Have a look at some of our key takeaways below, and check out the Field Guide for Parks and Creative Placemaking to learn more!

 

Partnerships should be should be heterogeneous and inclusive

Leverage the experts of the community, from public authorities to community groups. While organizing a diverse group of people may be challenging, this complexity also strengthens the project and its impact as well. By bringing together established agencies, neighborhood groups, community members and arts organizations, this provides the opportunity to leverage expertise rather than make uninformed assumptions. It’s important to include all groups at every stage of the process, rather than only consulting groups for areas that directly concern them. From inclusivity, comes insight and inspiration that may not have been possible without an outsider’s perspective.

 

Focus on the Process

Unlike other sectors such as architecture and urban planning, the process of creative placemaking is arguably more important than the final product itself. Creative placemaking is a bottom up approach that is inheritably collaborative, and iterative, leaving plenty of room for revision and reimagining.
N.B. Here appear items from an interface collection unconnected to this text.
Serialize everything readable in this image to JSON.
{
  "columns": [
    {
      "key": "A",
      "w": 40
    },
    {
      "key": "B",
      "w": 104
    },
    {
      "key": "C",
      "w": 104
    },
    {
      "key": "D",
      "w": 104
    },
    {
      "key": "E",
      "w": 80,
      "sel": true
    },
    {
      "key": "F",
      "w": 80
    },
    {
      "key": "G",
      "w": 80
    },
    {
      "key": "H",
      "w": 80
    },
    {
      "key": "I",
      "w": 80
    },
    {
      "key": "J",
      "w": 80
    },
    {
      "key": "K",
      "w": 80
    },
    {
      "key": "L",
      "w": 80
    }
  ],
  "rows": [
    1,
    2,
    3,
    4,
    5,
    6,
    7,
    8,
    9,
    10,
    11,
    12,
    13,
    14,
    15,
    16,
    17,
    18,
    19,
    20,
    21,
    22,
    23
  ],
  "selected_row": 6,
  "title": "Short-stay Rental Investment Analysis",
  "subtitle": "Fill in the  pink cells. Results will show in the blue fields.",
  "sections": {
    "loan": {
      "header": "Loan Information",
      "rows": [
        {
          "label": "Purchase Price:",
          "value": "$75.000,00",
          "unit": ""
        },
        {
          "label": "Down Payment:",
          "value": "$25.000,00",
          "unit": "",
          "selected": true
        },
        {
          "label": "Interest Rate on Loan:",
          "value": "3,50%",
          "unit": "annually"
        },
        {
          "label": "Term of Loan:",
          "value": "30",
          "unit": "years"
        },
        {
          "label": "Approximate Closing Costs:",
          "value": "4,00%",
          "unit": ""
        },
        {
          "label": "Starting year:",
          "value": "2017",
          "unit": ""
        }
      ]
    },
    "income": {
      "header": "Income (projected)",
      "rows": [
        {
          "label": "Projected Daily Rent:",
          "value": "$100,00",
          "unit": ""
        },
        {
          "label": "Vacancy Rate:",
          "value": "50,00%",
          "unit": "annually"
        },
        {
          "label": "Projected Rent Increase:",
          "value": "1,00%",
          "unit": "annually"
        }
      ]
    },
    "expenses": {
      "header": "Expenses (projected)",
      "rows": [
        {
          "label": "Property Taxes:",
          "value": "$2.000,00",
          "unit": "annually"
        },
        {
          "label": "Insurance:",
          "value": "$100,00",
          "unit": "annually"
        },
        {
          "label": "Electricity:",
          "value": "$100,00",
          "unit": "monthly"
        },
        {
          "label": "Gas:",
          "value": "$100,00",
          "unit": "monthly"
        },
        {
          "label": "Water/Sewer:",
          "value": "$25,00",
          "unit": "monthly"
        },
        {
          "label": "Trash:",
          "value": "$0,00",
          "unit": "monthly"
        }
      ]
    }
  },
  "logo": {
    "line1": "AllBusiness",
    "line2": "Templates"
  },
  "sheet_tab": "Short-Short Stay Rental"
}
Placemaking projects leverage the knowledge of the local community to achieve desired goals through arts-based strategies that reposition the community as the expert. The document emphasizes that no matter how tightly planned the project is, travelling down the windy path of iterative placemaking opens up new opportunities for creativity and ways to see the world.

 

Practice evaluation

Evaluation is one the most important aspects of placemaking, though often the part least practiced. Arts-based impacts are felt mostly through intuition and tend to be more ephemeral and emotional, though these programs often carry the most meaning alongside them. As creative placemaking gains industry respect, evaluation is critical for the formation of relevant funding opportunities and policy adoptions. The field guide offers both quantitative and qualitative methods for evaluation and emphasizes the translatability of the results to a wider audience.

 

Image by Kevin Costain via Flickr